Instructions for the task:
Search the records for the string "JSON", and show each line where it appears.

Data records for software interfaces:
● ● ●
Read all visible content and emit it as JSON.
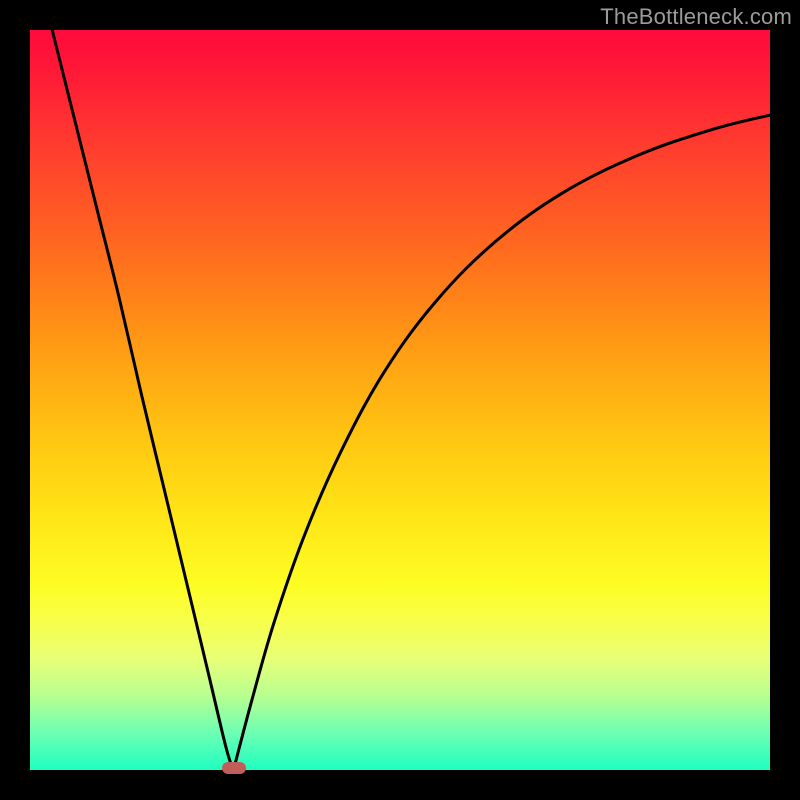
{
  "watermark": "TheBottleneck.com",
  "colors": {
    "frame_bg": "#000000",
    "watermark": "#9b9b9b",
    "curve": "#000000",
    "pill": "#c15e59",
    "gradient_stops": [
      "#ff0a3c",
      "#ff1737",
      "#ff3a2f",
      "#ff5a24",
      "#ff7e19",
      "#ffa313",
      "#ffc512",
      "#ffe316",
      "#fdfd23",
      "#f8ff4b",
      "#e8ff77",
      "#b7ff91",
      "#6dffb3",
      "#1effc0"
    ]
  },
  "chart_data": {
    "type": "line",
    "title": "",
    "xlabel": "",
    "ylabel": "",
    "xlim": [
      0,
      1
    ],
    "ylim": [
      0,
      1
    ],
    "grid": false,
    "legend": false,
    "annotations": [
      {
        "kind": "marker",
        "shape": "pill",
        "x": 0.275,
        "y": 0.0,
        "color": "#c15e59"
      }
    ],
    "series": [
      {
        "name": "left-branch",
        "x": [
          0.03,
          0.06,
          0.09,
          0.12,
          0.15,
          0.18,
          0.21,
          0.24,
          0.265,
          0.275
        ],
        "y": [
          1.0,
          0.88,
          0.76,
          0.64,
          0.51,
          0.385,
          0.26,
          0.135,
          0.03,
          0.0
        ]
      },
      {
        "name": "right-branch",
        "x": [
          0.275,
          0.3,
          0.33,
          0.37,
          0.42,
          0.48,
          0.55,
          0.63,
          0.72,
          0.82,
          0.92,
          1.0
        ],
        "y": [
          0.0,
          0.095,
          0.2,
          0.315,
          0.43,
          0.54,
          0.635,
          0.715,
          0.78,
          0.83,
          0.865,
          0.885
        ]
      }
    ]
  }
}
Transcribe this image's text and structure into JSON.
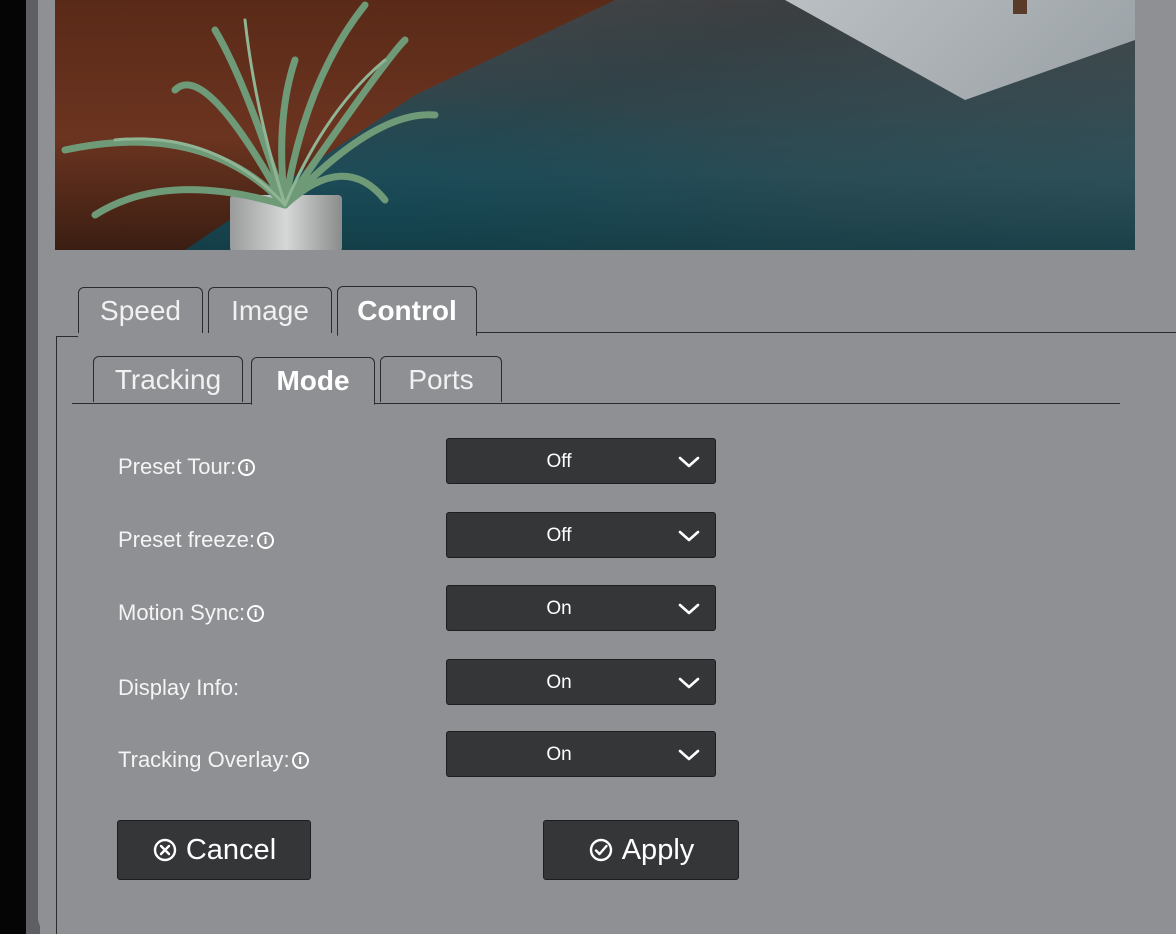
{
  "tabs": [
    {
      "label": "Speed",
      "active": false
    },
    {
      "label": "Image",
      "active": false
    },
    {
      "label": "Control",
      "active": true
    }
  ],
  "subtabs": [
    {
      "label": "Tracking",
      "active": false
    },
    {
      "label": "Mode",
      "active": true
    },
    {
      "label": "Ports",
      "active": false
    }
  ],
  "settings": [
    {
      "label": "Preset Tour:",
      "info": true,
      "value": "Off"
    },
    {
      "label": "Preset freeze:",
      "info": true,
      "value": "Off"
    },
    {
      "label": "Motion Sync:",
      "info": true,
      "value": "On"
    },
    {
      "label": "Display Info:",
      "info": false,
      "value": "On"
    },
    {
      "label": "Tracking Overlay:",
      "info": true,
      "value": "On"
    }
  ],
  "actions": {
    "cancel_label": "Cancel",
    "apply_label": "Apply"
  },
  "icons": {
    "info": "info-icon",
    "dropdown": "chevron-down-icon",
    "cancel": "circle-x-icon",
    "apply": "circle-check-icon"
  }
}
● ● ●
Output below:
Read all visible content and emit it as JSON.
Transcribe this image's text and structure into JSON.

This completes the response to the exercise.